**WORK ITEM**
Wherever a line of the listing holds the string "Selection", copy that line.

**EXERCISE DATA**
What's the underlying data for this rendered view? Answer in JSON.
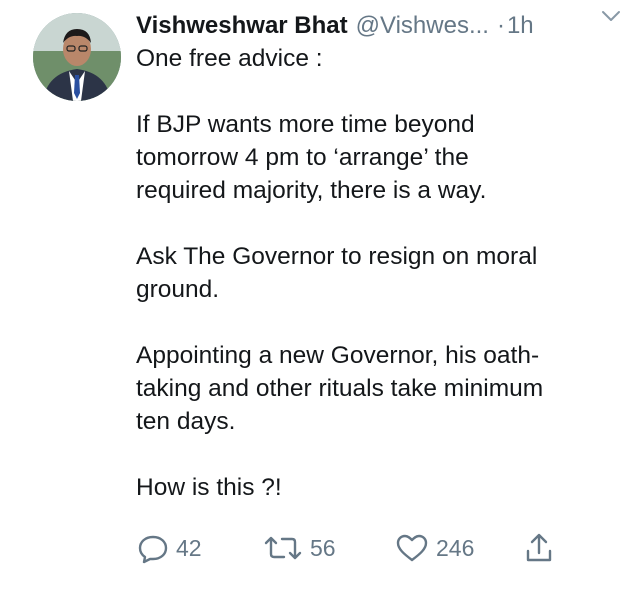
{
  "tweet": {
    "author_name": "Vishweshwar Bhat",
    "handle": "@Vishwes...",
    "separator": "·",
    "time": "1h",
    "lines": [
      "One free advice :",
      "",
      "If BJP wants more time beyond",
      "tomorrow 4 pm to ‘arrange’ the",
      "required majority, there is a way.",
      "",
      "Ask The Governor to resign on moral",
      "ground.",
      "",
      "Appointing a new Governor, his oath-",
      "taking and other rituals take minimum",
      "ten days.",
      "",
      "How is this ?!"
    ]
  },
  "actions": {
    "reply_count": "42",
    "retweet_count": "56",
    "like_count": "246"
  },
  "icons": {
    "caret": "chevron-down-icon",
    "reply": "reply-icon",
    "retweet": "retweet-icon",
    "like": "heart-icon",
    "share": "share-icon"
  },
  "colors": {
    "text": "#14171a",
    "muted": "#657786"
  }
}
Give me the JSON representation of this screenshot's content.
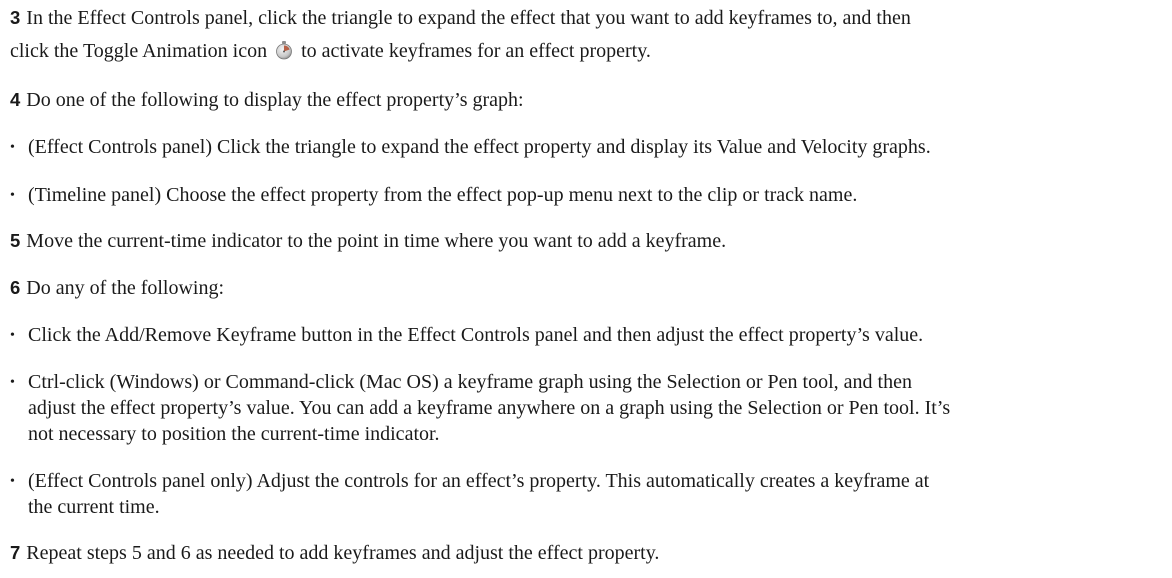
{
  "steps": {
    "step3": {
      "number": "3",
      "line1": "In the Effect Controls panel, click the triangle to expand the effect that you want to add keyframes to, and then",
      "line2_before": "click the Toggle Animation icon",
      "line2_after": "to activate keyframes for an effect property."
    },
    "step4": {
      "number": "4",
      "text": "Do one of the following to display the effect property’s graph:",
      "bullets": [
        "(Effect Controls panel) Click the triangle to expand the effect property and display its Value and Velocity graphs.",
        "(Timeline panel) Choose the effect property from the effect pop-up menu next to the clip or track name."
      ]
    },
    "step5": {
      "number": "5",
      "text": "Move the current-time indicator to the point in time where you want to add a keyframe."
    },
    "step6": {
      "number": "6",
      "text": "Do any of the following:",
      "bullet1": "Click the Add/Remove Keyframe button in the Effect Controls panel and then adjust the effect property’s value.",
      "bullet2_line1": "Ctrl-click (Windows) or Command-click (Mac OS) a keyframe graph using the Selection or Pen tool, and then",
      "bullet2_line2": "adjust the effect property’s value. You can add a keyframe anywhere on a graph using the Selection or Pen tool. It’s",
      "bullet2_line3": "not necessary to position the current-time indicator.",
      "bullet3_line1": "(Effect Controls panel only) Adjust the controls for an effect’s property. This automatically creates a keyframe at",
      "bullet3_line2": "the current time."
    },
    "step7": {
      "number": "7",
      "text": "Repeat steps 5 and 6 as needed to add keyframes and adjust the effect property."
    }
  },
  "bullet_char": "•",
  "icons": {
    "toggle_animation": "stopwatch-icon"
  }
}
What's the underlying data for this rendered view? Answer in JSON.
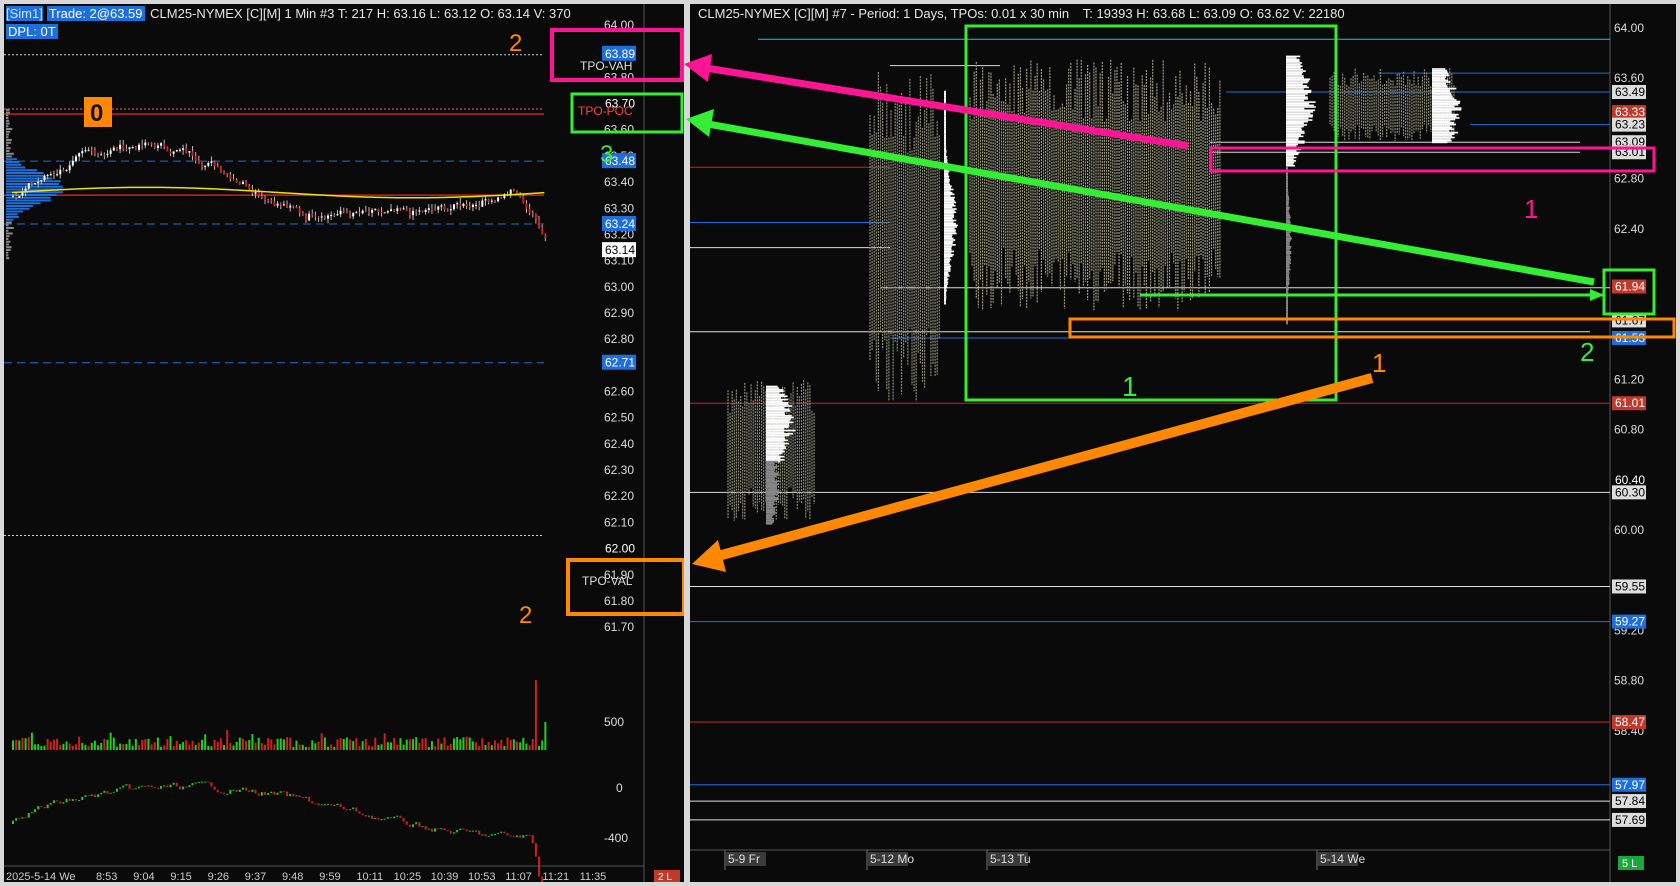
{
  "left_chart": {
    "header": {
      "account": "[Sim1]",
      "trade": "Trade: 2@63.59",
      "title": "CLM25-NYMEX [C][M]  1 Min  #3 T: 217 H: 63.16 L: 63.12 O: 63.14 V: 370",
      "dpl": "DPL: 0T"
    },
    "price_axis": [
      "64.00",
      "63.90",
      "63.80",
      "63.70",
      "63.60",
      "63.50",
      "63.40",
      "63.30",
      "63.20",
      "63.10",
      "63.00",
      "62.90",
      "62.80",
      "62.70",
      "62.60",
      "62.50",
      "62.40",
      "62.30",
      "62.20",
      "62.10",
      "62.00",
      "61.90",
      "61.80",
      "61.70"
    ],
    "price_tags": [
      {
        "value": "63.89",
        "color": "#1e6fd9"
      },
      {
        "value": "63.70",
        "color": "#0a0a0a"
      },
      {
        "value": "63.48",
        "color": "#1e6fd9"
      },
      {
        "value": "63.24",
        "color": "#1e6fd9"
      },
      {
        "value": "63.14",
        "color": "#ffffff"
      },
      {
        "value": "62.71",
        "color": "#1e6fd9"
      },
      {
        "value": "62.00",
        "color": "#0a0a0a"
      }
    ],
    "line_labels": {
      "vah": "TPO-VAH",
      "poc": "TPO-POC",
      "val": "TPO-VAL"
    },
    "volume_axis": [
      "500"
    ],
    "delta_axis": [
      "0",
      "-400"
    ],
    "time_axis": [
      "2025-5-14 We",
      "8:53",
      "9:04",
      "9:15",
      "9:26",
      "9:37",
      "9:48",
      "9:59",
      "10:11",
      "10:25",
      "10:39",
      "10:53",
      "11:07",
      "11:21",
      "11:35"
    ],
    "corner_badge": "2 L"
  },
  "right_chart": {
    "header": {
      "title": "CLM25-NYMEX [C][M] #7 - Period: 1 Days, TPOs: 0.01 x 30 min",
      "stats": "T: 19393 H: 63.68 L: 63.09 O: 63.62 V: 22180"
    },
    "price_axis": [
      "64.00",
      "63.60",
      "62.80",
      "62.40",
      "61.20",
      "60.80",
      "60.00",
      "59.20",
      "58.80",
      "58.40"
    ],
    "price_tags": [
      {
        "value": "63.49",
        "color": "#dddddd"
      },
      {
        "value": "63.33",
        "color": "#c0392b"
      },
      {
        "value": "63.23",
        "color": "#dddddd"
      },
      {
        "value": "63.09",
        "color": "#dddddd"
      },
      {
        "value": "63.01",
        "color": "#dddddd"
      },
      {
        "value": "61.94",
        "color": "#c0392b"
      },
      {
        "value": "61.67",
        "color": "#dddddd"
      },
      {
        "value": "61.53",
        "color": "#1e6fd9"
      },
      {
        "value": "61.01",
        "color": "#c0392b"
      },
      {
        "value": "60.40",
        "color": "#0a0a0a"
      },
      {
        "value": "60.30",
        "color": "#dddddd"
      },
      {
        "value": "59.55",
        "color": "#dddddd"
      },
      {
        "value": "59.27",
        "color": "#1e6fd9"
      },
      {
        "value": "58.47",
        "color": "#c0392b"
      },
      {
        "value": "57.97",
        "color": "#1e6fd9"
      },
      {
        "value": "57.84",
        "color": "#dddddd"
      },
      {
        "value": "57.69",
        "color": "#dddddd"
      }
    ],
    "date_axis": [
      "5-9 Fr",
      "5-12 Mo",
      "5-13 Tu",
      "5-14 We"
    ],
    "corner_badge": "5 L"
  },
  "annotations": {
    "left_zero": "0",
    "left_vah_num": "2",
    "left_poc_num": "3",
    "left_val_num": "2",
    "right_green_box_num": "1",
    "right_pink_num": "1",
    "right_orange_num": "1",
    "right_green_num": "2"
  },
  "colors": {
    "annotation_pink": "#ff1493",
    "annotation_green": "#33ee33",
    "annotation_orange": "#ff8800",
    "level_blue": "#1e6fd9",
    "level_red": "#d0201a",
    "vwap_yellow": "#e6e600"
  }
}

**EXERCISE SOLUTION**
      "bullet2_line1": "Ctrl-click (Windows) or Command-click (Mac OS) a keyframe graph using the Selection or Pen tool, and then",
      "bullet2_line2": "adjust the effect property’s value. You can add a keyframe anywhere on a graph using the Selection or Pen tool. It’s",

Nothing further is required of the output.